We’re Losing the Luxury of a Summer Spent Outdoors
On Labor Day, my husband and I stood at the sliding glass door to our hotel room balcony, staring out at smoky skies.
We were at Lake Chelan in Washington, on our first big post-pandemic vacation, with our 3-year-old and 6-week-old baby. Overnight, the wind had brought wildfire smoke from fires in Idaho and Montana. I woke up with a sore throat. I slid open the balcony door and the smell of a bonfire came rushing in. The lake was barely visible through a curtain of haze that blocked the sun and turned everything sepia-colored.
“We can’t let the kids go outdoors,” I said.
“We can’t keep them indoors,” my husband replied.
Next to us, our toddler banged his shovel against his sand bucket.
I looked down at my phone to check the air quality index: AQI 122. Above 50 is considered “acceptable.” Above 100 is considered “unhealthy for sensitive groups” like children and the elderly. But there is no amount of wildfire smoke that is safe to breathe. Smoke is made up of tiny particles that burrow deep into your lungs and pass into your bloodstream. Scientists don’t know what will happen to our children, who are growing up exposed to wildfire smoke summer after summer after summer, for weeks at a time.
This is the new summer on the West Coast: checking the air quality before going on a hike, getting anxious on a windy day because it means the fires are going to get worse. Scheduling camping trips, swimming lessons and soccer camp and then canceling them as smoke interferes. Entire Saturdays spent inside, trying to entertain my rambunctious toddler and fussy baby. For children growing up in the American West, it isn’t a question of what you want to do outdoors; it’s a question of whether you can even go outside.
And it will only get worse. Climate scientists estimate that the frequency of large wildfires could increase by over 30 percent in the next 30 years and over 50 percent in the next 80 years, thanks in large part to drought and extreme heat caused by climate change. Over 40 percent of Americans live in areas with hazardous air quality levels, and that number is growing with each fire season. Twenty-four of the top 25 worst cities with particulate matter pollution are on the West Coast.
My husband and I grew up in Oregon and spent our summers camping, playing pickup basketball and biking with our friends. When I got pregnant, we talked about the things we wanted to do with our kids: camping in the Wallowas, biking down the Oregon coast, kayaking in the Columbia River and hiking on Mount Hood. All parents do this — superimpose their own childhoods onto their children’s — and parents are wrong. Their kids like soccer instead of skiing, or want to play video games instead of the piano.
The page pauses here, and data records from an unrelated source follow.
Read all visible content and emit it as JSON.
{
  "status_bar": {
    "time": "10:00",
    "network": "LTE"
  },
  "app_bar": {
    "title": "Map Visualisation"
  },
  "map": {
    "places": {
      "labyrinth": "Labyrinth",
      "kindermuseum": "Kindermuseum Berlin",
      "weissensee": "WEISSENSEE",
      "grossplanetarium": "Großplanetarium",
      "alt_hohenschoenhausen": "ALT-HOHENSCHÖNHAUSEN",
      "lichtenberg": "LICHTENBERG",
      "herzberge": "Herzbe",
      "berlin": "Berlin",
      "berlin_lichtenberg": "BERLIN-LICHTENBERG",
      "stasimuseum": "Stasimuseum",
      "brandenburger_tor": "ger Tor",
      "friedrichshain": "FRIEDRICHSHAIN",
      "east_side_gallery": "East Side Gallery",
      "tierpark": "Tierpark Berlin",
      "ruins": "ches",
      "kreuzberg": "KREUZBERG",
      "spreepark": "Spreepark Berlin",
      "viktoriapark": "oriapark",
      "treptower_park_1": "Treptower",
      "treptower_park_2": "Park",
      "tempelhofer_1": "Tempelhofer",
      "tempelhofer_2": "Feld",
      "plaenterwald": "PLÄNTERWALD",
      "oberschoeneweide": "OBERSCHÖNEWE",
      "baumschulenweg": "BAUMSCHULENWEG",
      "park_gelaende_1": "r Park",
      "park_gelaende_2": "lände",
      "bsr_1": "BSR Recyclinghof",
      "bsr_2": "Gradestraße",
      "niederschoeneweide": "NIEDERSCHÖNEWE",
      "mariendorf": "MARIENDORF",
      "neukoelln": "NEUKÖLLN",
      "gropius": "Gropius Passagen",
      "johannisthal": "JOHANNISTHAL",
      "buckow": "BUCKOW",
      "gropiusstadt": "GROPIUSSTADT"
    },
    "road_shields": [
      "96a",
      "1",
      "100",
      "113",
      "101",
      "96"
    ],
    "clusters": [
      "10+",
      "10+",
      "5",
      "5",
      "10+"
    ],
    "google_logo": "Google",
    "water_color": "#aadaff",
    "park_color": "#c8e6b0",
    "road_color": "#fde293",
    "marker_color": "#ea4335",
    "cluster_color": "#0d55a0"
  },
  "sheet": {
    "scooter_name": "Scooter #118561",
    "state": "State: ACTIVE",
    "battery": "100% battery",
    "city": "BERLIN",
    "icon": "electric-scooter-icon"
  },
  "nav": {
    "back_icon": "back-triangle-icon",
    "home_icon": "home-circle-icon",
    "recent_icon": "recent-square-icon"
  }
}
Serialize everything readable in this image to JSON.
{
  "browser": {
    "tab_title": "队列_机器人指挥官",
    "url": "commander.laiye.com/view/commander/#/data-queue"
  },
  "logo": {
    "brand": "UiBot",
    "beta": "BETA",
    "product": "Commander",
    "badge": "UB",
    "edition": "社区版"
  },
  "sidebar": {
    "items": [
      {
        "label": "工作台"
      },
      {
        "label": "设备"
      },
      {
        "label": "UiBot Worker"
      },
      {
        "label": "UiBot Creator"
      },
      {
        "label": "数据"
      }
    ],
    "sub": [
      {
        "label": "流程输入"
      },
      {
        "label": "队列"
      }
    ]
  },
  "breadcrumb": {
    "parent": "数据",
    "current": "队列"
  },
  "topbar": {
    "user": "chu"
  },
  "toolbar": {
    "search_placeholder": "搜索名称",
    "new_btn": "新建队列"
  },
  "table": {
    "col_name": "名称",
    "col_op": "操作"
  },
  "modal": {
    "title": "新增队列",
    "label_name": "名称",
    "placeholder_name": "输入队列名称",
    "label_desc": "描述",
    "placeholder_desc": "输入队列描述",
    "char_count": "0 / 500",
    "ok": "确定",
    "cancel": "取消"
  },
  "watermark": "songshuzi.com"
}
But for kids growing up in the West right now, summer is becoming a season of hazards, spent at least partly indoors. Even meeting our most ambitious climate goals will not change the fact that our children will live through increasingly smoky summers in which the days they can safely play outside will become fewer and fewer. Instead of buying kayaks, I should buy them an indoor play gym. Stop stocking up on sunscreen; stock up on games and toys instead. Screen time is no longer something to avoid; it’s now a salvation.
Back in our hotel room, we eventually decide we will stay inside until the AQI drops below 100. I turn on “Paw Patrol” and my husband goes to the vending machine to buy soda and snacks.
Every 15 minutes, my son wanders over to the sliding glass door, looking out at the lake. “I have a perfect great idea,” he says, pointing at a flamingo pool float drifting forlornly in the haze. “Let’s go ride the mingo.”
“Not yet, buddy,” I say, for the hundredth time. “The air is dirty.”
It feels like admitting defeat to stop planning camping trips, or plan to host an indoor birthday party in August. I keep grasping at the summer I wish they could have: entire days playing in the woods, covered in dirt, carefree.
I am guilty of denial, too. When the air quality finally improves during our lake vacation, and we venture outside to the sandy beach, I stare up at the grimy sky and try to convince myself that this is just a one-off. Surely the smoke will fully clear tomorrow. Besides, how bad can one smoky day be for a child’s lungs?
The next morning, my toddler wakes us up with a wet, hacking cough. The smoke hasn’t cleared. We pack our bags and drive home early.
A few days later, heavy winds brought wildfire smoke to our home in northeast Portland, filling the house with the smell of stale smoke. The sky turned from gray to dirty orange, the sun a dim orb in the sky, like a streetlight that somebody forgot to turn off.
I shut all the windows and canceled our plans. Another summer day spent indoors.